Could you return the data below exactly as it appears?
--
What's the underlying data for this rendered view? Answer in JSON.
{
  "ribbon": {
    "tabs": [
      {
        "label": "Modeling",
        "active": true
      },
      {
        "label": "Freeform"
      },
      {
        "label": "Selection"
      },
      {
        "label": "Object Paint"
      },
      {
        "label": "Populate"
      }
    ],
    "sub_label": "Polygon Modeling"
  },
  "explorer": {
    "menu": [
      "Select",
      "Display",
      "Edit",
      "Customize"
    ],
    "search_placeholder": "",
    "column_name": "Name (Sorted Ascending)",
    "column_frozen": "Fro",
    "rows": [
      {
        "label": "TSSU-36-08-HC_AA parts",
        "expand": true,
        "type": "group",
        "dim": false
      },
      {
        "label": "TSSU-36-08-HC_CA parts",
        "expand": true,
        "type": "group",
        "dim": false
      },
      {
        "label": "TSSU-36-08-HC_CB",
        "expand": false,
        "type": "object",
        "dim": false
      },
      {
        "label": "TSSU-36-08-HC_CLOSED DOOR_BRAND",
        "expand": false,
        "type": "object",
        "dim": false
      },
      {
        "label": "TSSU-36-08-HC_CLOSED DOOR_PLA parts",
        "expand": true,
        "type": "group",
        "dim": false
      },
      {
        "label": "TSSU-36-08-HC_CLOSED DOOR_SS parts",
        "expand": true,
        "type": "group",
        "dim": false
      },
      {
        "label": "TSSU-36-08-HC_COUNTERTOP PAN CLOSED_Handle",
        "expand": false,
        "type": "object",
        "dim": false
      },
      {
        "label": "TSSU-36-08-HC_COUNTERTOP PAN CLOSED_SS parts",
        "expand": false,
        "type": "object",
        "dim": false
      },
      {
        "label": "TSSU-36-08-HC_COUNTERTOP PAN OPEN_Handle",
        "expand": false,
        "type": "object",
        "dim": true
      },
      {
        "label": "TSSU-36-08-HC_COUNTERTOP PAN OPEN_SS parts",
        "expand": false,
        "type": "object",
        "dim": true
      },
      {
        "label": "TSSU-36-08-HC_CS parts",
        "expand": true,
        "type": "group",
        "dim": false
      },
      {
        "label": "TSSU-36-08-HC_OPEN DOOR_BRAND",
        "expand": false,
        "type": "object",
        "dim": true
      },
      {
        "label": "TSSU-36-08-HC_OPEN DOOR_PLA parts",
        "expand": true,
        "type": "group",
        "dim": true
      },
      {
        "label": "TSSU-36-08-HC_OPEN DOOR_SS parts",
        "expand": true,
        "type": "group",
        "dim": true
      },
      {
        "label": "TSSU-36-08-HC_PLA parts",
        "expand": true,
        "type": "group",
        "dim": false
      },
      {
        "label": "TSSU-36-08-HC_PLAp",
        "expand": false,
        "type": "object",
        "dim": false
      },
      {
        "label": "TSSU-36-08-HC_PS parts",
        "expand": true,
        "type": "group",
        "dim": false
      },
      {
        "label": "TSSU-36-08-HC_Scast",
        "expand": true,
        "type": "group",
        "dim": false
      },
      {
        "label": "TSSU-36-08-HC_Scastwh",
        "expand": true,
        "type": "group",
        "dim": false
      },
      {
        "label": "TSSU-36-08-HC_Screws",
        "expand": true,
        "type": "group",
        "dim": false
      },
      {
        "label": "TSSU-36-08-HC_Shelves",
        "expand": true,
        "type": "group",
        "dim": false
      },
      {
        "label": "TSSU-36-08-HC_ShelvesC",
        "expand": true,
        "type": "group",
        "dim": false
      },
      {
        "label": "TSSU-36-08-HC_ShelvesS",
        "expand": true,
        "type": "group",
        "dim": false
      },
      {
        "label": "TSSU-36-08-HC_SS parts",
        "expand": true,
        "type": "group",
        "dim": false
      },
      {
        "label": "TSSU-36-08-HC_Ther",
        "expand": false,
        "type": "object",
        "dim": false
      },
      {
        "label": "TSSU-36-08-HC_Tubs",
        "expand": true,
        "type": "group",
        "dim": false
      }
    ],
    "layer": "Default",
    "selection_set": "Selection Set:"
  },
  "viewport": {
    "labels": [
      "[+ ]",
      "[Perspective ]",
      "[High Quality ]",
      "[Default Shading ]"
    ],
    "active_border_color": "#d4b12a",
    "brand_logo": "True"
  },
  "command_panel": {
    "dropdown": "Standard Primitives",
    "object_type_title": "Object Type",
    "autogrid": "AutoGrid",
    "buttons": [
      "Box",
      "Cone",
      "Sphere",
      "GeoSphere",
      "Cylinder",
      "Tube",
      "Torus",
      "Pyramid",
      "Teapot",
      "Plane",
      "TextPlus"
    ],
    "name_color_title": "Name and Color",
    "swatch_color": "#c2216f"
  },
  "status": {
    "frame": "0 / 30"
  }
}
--
:: EXERCISE ANSWER ::
What's the underlying data for this rendered view? Answer in JSON.
{
  "ribbon": {
    "tabs": [
      {
        "label": "Modeling",
        "active": true
      },
      {
        "label": "Freeform"
      },
      {
        "label": "Selection"
      },
      {
        "label": "Object Paint"
      },
      {
        "label": "Populate"
      }
    ],
    "sub_label": "Polygon Modeling"
  },
  "explorer": {
    "menu": [
      "Select",
      "Display",
      "Edit",
      "Customize"
    ],
    "search_placeholder": "",
    "column_name": "Name (Sorted Ascending)",
    "column_frozen": "Fro",
    "rows": [
      {
        "label": "TSSU-36-08-HC_AA parts",
        "expand": true,
        "type": "group",
        "dim": false
      },
      {
        "label": "TSSU-36-08-HC_CA parts",
        "expand": true,
        "type": "group",
        "dim": false
      },
      {
        "label": "TSSU-36-08-HC_CB",
        "expand": false,
        "type": "object",
        "dim": false
      },
      {
        "label": "TSSU-36-08-HC_CLOSED DOOR_BRAND",
        "expand": false,
        "type": "object",
        "dim": false
      },
      {
        "label": "TSSU-36-08-HC_CLOSED DOOR_PLA parts",
        "expand": true,
        "type": "group",
        "dim": false
      },
      {
        "label": "TSSU-36-08-HC_CLOSED DOOR_SS parts",
        "expand": true,
        "type": "group",
        "dim": false
      },
      {
        "label": "TSSU-36-08-HC_COUNTERTOP PAN CLOSED_Handle",
        "expand": false,
        "type": "object",
        "dim": false
      },
      {
        "label": "TSSU-36-08-HC_COUNTERTOP PAN CLOSED_SS parts",
        "expand": false,
        "type": "object",
        "dim": false
      },
      {
        "label": "TSSU-36-08-HC_COUNTERTOP PAN OPEN_Handle",
        "expand": false,
        "type": "object",
        "dim": true
      },
      {
        "label": "TSSU-36-08-HC_COUNTERTOP PAN OPEN_SS parts",
        "expand": false,
        "type": "object",
        "dim": true
      },
      {
        "label": "TSSU-36-08-HC_CS parts",
        "expand": true,
        "type": "group",
        "dim": false
      },
      {
        "label": "TSSU-36-08-HC_OPEN DOOR_BRAND",
        "expand": false,
        "type": "object",
        "dim": true
      },
      {
        "label": "TSSU-36-08-HC_OPEN DOOR_PLA parts",
        "expand": true,
        "type": "group",
        "dim": true
      },
      {
        "label": "TSSU-36-08-HC_OPEN DOOR_SS parts",
        "expand": true,
        "type": "group",
        "dim": true
      },
      {
        "label": "TSSU-36-08-HC_PLA parts",
        "expand": true,
        "type": "group",
        "dim": false
      },
      {
        "label": "TSSU-36-08-HC_PLAp",
        "expand": false,
        "type": "object",
        "dim": false
      },
      {
        "label": "TSSU-36-08-HC_PS parts",
        "expand": true,
        "type": "group",
        "dim": false
      },
      {
        "label": "TSSU-36-08-HC_Scast",
        "expand": true,
        "type": "group",
        "dim": false
      },
      {
        "label": "TSSU-36-08-HC_Scastwh",
        "expand": true,
        "type": "group",
        "dim": false
      },
      {
        "label": "TSSU-36-08-HC_Screws",
        "expand": true,
        "type": "group",
        "dim": false
      },
      {
        "label": "TSSU-36-08-HC_Shelves",
        "expand": true,
        "type": "group",
        "dim": false
      },
      {
        "label": "TSSU-36-08-HC_ShelvesC",
        "expand": true,
        "type": "group",
        "dim": false
      },
      {
        "label": "TSSU-36-08-HC_ShelvesS",
        "expand": true,
        "type": "group",
        "dim": false
      },
      {
        "label": "TSSU-36-08-HC_SS parts",
        "expand": true,
        "type": "group",
        "dim": false
      },
      {
        "label": "TSSU-36-08-HC_Ther",
        "expand": false,
        "type": "object",
        "dim": false
      },
      {
        "label": "TSSU-36-08-HC_Tubs",
        "expand": true,
        "type": "group",
        "dim": false
      }
    ],
    "layer": "Default",
    "selection_set": "Selection Set:"
  },
  "viewport": {
    "labels": [
      "[+ ]",
      "[Perspective ]",
      "[High Quality ]",
      "[Default Shading ]"
    ],
    "active_border_color": "#d4b12a",
    "brand_logo": "True"
  },
  "command_panel": {
    "dropdown": "Standard Primitives",
    "object_type_title": "Object Type",
    "autogrid": "AutoGrid",
    "buttons": [
      "Box",
      "Cone",
      "Sphere",
      "GeoSphere",
      "Cylinder",
      "Tube",
      "Torus",
      "Pyramid",
      "Teapot",
      "Plane",
      "TextPlus"
    ],
    "name_color_title": "Name and Color",
    "swatch_color": "#c2216f"
  },
  "status": {
    "frame": "0 / 30"
  }
}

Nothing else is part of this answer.